Quadratic Equations

By M. Bourne

parabolic dish antenna
A parabolic antenna uses the quadratic function

Quadratic equations are used in many areas of science and engineering. The path of a projectile (e.g. a cannon ball) is (almost) parabolic, and we use a quadratic equation to find out where the projectile is going to hit.

Parabolic antennas are another application.

Real mathematics is about modelling situations that occur naturally, and using the model to understand what is happening, or maybe to predict what will happen in future.

The quadratic equation is often used in modelling because it is a beautifully simple curve.

Continues below

Applications and Related Sections in Interactive Mathematics

The parabola is closely related to the quadratic equation

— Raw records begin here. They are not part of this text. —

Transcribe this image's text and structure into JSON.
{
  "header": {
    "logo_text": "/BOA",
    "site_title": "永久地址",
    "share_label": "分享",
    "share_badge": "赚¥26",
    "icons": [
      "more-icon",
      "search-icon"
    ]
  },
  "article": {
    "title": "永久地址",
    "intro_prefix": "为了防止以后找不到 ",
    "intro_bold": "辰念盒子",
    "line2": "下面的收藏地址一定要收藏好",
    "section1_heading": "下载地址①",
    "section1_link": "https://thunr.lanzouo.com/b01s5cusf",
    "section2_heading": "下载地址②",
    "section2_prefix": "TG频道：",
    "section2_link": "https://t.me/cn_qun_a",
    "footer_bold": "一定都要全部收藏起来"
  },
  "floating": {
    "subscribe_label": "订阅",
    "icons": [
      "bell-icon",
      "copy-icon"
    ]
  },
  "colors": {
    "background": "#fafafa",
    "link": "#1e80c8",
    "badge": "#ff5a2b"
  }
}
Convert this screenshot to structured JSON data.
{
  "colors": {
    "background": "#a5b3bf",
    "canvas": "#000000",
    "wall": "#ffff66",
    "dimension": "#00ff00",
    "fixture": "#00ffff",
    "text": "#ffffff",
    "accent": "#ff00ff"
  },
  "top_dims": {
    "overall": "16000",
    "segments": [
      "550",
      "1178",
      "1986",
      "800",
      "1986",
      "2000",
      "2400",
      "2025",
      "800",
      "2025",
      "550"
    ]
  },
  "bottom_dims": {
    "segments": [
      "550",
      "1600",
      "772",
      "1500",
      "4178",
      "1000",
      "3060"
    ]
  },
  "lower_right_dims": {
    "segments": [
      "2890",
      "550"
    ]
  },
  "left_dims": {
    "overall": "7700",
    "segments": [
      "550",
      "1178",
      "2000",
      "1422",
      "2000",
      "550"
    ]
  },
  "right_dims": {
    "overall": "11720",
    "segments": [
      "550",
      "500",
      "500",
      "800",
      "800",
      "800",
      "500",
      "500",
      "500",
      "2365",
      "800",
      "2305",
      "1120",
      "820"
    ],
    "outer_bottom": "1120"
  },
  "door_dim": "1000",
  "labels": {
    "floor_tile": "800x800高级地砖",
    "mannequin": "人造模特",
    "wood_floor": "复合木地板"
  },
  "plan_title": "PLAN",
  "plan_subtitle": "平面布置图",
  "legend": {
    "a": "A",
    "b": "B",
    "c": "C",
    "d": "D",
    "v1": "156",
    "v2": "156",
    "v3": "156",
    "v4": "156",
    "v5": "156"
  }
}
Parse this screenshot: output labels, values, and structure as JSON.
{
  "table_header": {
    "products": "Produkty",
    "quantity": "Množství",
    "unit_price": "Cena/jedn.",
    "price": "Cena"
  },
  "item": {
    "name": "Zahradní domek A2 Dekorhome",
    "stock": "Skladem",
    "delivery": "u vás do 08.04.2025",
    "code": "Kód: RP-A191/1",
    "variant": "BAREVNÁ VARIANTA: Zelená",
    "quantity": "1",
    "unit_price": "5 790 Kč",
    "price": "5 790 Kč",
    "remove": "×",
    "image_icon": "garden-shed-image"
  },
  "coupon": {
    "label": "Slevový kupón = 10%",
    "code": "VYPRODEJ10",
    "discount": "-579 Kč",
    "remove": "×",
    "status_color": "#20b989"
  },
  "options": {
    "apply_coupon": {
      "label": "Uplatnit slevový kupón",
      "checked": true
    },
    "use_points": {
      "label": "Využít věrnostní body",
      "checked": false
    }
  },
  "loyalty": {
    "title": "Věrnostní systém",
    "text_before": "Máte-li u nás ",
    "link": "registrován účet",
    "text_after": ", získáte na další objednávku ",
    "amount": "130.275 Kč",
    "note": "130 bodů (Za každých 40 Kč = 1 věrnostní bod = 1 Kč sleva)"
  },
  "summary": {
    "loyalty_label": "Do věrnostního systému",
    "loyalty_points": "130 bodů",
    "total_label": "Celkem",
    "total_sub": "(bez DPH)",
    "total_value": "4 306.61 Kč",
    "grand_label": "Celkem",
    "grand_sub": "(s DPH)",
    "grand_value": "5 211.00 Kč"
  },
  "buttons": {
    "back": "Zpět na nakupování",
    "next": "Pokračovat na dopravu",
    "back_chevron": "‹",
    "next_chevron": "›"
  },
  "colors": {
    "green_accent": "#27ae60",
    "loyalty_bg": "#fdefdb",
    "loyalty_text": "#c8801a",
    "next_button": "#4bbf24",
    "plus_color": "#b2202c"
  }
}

Complex Numbers arise out of the problem where we cannot find the square root of a negative number.

We can see quadratic equations used in integration by partial fractions

Curve sketching (an application of differentiation)

Areas under parabolic curves and Simpson's Rule (applications of integration)

Solving second-order homogeneous linear differential equations

Finding the intersection point of two circles

Split functions

What's in this Chapter?

1. Solving Quadratic Equations by Factoring, where we learn how to use factorising to find the value of x in problems like: `x^2− 7x + 10 = 0`

2. Completing the Square, which introduces the concept behind the quadratic formula.

3. The Quadratic Formula, the well-known formula for solving quadratics.

4. The Graph of the Quadratic Function is a parabola, and this helps us to visualize the solution for a quadratic.

5. Equations in Quadratic Form shows how some complicated equations can be reduced to a quadratic formula and then easily solved.


We begin the chapter with a reminder of factoring and some examples of Solving Quadratic Equations by Factoring »